I’m all for avant-garde brewing. Pushing boundaries. Trying something unique or weird that doesn't make complete sense to see if it works. That isn’t where you start for you start a commercial sour beer program though! When I collaborated with Commonwealth Brewing Co. a few weeks after they opened fall 2016, we opted to brew a sour-brown/oud-bruin (original post). When it came time for fruit, Greg and Jeramy added hundreds of pounds of cherries and dates to the tart red-wine-barrel-aged base to create Penthesilia. A combination so obvious that I can’t believe no one else has brewed one before (that I'm aware of)! Assertive cherries are perfect in brown-to-black sour beers, playing off the malt rather than dominating (as they often do in pale sours). Dates are like a character-booster for dark candi syrup and 80L+ crystal malts (I’ve enjoyed dates in dark beers for years, Funky Dark Saison #2 and #8).
If you’re within drinking-distance of Virginia Beach, a trip to Commonwealth is well worth it for bottles of this beauty and its sister Hippolyta (the same base with jammy blackberries and Fig-Newton-y figs). If you are reading this post long after it is published, it’d still be worth a stop for Fernweh (white-wine-barrel tart pale they are releasing 11/3) or one of their delicious hoppy beers!
Smell – Dark cherries lead, thankfully nowhere near cough syrup! Behind that is loads of dark fruit and caramel. Hints of vanilla and almond. Distant Brett earthiness. Faint ethanol as it warms.
Appearance – Opaque brown. The off-white head fades pretty quickly leaving nothing behind. As a side note, this gold-accented beauty of a chalice from the brewery is the second flashiest in my collection.
Taste – Rich, dense, and fruity. Like the aroma, the cherry is the most prominent character. Bright and fresh. Then there is a flash of lactic acid. Finally, a big, long, lingering finish of caramelized-dates, nuttiness, and finally toasted oak. Mildly sweet (more than most American sours), which works well with the fruit and malt. Slight warming alcohol.
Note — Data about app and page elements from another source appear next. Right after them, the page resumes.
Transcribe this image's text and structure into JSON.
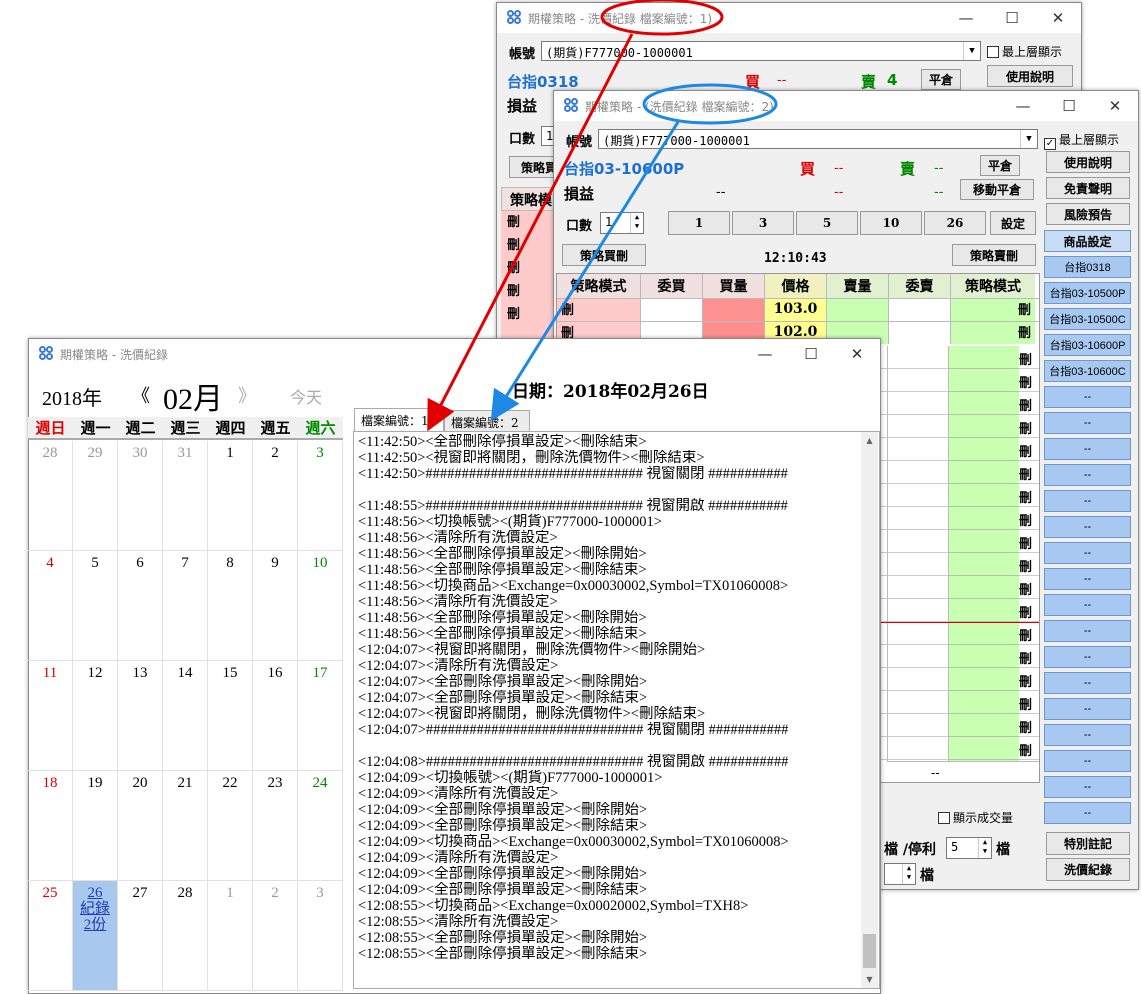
{
  "win1": {
    "title": "期權策略 - 洗價紀錄 檔案編號：1)",
    "account_label": "帳號",
    "account_value": "(期貨)F777000-1000001",
    "topmost_label": "最上層顯示",
    "product": "台指0318",
    "buy_label": "買",
    "buy_value": "--",
    "sell_label": "賣",
    "sell_value": "4",
    "flatten": "平倉",
    "manual": "使用說明",
    "pnl_label": "損益",
    "qty_label": "口數",
    "qty_value": "1",
    "strategy_buy_partial": "策略買",
    "strategy_mode_partial": "策略模",
    "delete_glyph": "刪"
  },
  "win2": {
    "title": "期權策略 - (洗價紀錄 檔案編號：2)",
    "account_label": "帳號",
    "account_value": "(期貨)F777000-1000001",
    "topmost_label": "最上層顯示",
    "product": "台指03-10600P",
    "buy_label": "買",
    "buy_value": "--",
    "sell_label": "賣",
    "sell_value": "--",
    "flatten": "平倉",
    "move_flatten": "移動平倉",
    "pnl_label": "損益",
    "pnl_a": "--",
    "pnl_b": "--",
    "pnl_c": "--",
    "qty_label": "口數",
    "qty_value": "1",
    "qty_buttons": [
      "1",
      "3",
      "5",
      "10",
      "26"
    ],
    "set": "設定",
    "strategy_buy": "策略買刪",
    "time": "12:10:43",
    "strategy_sell": "策略賣刪",
    "headers": [
      "策略模式",
      "委買",
      "買量",
      "價格",
      "賣量",
      "委賣",
      "策略模式"
    ],
    "prices": [
      "103.0",
      "102.0"
    ],
    "delete_glyph": "刪",
    "footer_dash": "--",
    "show_fill_label": "顯示成交量",
    "stop_label": "檔 /停利",
    "stop_value": "5",
    "tick_label": "檔",
    "tick_label2": "檔",
    "side_buttons": [
      "使用說明",
      "免責聲明",
      "風險預告"
    ],
    "product_settings": "商品設定",
    "products": [
      "台指0318",
      "台指03-10500P",
      "台指03-10500C",
      "台指03-10600P",
      "台指03-10600C"
    ],
    "empty_slot": "--",
    "special_note": "特別註記",
    "price_log": "洗價紀錄"
  },
  "win3": {
    "title": "期權策略 - 洗價紀錄",
    "year": "2018年",
    "prev": "《",
    "month": "02月",
    "next": "》",
    "today": "今天",
    "date_label": "日期：2018年02月26日",
    "weekdays": [
      "週日",
      "週一",
      "週二",
      "週三",
      "週四",
      "週五",
      "週六"
    ],
    "days": [
      [
        "28",
        "29",
        "30",
        "31",
        "1",
        "2",
        "3"
      ],
      [
        "4",
        "5",
        "6",
        "7",
        "8",
        "9",
        "10"
      ],
      [
        "11",
        "12",
        "13",
        "14",
        "15",
        "16",
        "17"
      ],
      [
        "18",
        "19",
        "20",
        "21",
        "22",
        "23",
        "24"
      ],
      [
        "25",
        "26",
        "27",
        "28",
        "1",
        "2",
        "3"
      ]
    ],
    "selected_day_note1": "紀錄",
    "selected_day_note2": "2份",
    "tabs": [
      "檔案編號：1",
      "檔案編號：2"
    ],
    "log_lines": [
      "<11:42:50><全部刪除停損單設定><刪除結束>",
      "<11:42:50><視窗即將關閉，刪除洗價物件><刪除結束>",
      "<11:42:50>############################## 視窗關閉 ###########",
      "",
      "<11:48:55>############################## 視窗開啟 ###########",
      "<11:48:56><切換帳號><(期貨)F777000-1000001>",
      "<11:48:56><清除所有洗價設定>",
      "<11:48:56><全部刪除停損單設定><刪除開始>",
      "<11:48:56><全部刪除停損單設定><刪除結束>",
      "<11:48:56><切換商品><Exchange=0x00030002,Symbol=TX01060008>",
      "<11:48:56><清除所有洗價設定>",
      "<11:48:56><全部刪除停損單設定><刪除開始>",
      "<11:48:56><全部刪除停損單設定><刪除結束>",
      "<12:04:07><視窗即將關閉，刪除洗價物件><刪除開始>",
      "<12:04:07><清除所有洗價設定>",
      "<12:04:07><全部刪除停損單設定><刪除開始>",
      "<12:04:07><全部刪除停損單設定><刪除結束>",
      "<12:04:07><視窗即將關閉，刪除洗價物件><刪除結束>",
      "<12:04:07>############################## 視窗關閉 ###########",
      "",
      "<12:04:08>############################## 視窗開啟 ###########",
      "<12:04:09><切換帳號><(期貨)F777000-1000001>",
      "<12:04:09><清除所有洗價設定>",
      "<12:04:09><全部刪除停損單設定><刪除開始>",
      "<12:04:09><全部刪除停損單設定><刪除結束>",
      "<12:04:09><切換商品><Exchange=0x00030002,Symbol=TX01060008>",
      "<12:04:09><清除所有洗價設定>",
      "<12:04:09><全部刪除停損單設定><刪除開始>",
      "<12:04:09><全部刪除停損單設定><刪除結束>",
      "<12:08:55><切換商品><Exchange=0x00020002,Symbol=TXH8>",
      "<12:08:55><清除所有洗價設定>",
      "<12:08:55><全部刪除停損單設定><刪除開始>",
      "<12:08:55><全部刪除停損單設定><刪除結束>"
    ]
  },
  "colors": {
    "accent_blue": "#1e6fd4",
    "buy_red": "#dd0000",
    "sell_green": "#008800",
    "arrow_red": "#e00000",
    "arrow_blue": "#1e88e5",
    "selected_day": "#a8c8ee",
    "bid_cell": "#ffcaca",
    "ask_cell": "#c8ffb0",
    "price_cell": "#ffff90"
  }
}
Mouthfeel – Enough heft to support all of the malt and fruit. Carbonation is above what I prefer, but then I tend to like lower than most. That said, there is enough body that it doesn’t read thin or spritzy.
Drinkability & Notes – I wanted to wait for cooler weather to post my notes on this flavor-packed fruit and malt bomb. The fermentation takes a back seat, but what shows through is good, no acetic, no discordant funk, sour enough without being sharp.
Changes for Next Time – A portion aged in bourbon (or another spirit) barrel might be a nice kick given the firm fruit character, but it is wonderful as is! I think one of the most interesting areas for brewing experimentation is blending of several characters, rather than a sledgehammer of a single flavor. I really appreciate a two-fruit beer with malt, barrel, and microbe characters all melding together to create (obvious) harmony!